You definitely get your money’s worth out of this tea as it holds up to multiple infusions.
In the tin, the tea has a strong melon (honeydew and cantaloupe) fragrance. The leaves are tightly rolled and are gravel-like in appearance and they have a very bright green color.
After the first infusion, the tea had not completely unfurled. In taste and smell, the fruit characteristics of the tea hold up. There was, however, a very slight astringency, almost like vinegar, in the first few sips. This diminished over time. The tea leaves a lingering sweetness like a light, floral honey.
On the second pass, the tea had completely unfurled. This resulted in leavings of mainly partial leaves and approximately 25-30% stem material. It’s possible that this was the cause of the very subtle initial bitter spike.

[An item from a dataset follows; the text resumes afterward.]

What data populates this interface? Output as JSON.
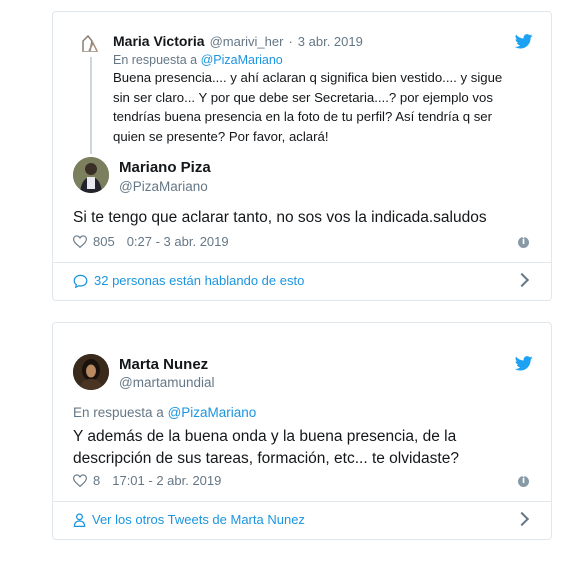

As the number of infusions increased, the fruit profile began to wane. You do reach a point where that bitterness returns and the cups are no longer enjoyable. This was somewhere between the fifth and sixth for me.